- [What to produce]: Provide the number of lines below that include "JSON", without any other words.
[Start of section]
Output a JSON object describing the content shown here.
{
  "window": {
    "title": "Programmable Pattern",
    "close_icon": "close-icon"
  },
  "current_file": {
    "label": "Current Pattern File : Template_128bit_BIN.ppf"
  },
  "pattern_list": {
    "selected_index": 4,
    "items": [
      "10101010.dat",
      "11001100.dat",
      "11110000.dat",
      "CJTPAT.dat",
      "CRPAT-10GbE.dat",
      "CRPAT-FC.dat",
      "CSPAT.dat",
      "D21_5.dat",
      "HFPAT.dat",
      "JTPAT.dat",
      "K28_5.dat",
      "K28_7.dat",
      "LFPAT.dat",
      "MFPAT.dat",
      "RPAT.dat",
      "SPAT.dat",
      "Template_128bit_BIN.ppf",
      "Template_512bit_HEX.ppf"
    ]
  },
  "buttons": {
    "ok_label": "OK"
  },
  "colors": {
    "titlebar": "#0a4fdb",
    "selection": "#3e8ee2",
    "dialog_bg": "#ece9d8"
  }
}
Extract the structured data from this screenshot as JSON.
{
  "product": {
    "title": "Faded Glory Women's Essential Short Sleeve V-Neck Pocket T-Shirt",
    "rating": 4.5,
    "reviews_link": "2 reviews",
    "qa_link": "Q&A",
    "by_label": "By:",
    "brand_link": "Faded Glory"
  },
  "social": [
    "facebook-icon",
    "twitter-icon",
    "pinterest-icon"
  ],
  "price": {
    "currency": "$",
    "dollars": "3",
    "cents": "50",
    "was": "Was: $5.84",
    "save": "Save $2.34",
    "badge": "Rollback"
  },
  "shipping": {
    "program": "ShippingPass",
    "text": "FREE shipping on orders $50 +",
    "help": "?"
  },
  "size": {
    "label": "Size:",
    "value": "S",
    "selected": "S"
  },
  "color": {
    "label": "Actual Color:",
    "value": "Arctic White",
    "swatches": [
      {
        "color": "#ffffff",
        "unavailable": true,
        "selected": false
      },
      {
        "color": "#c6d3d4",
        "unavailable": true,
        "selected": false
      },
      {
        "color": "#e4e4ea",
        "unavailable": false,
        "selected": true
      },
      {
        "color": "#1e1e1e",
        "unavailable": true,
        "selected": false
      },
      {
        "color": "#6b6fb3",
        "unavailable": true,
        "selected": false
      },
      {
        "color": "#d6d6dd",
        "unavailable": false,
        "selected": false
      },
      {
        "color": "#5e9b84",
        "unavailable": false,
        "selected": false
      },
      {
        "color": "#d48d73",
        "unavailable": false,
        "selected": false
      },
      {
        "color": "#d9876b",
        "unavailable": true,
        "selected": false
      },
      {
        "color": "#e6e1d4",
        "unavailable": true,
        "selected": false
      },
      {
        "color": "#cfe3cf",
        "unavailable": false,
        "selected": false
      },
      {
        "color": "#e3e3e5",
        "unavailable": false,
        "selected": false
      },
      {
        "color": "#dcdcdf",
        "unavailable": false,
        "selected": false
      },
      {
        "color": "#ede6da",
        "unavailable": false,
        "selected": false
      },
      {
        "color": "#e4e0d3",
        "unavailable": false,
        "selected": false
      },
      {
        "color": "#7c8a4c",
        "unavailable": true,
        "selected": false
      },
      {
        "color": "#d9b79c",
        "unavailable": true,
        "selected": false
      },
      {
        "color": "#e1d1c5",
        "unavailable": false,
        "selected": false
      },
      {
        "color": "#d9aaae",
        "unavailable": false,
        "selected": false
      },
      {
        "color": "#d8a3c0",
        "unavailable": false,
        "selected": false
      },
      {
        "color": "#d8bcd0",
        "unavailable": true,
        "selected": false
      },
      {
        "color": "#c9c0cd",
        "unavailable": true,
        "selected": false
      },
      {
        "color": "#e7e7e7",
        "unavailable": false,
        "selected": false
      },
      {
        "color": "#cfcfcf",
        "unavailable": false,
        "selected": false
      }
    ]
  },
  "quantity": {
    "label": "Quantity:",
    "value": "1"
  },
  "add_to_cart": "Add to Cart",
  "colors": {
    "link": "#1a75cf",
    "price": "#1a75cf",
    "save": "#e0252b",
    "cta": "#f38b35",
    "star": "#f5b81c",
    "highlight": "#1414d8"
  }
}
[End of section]
- [Response to the task]: 2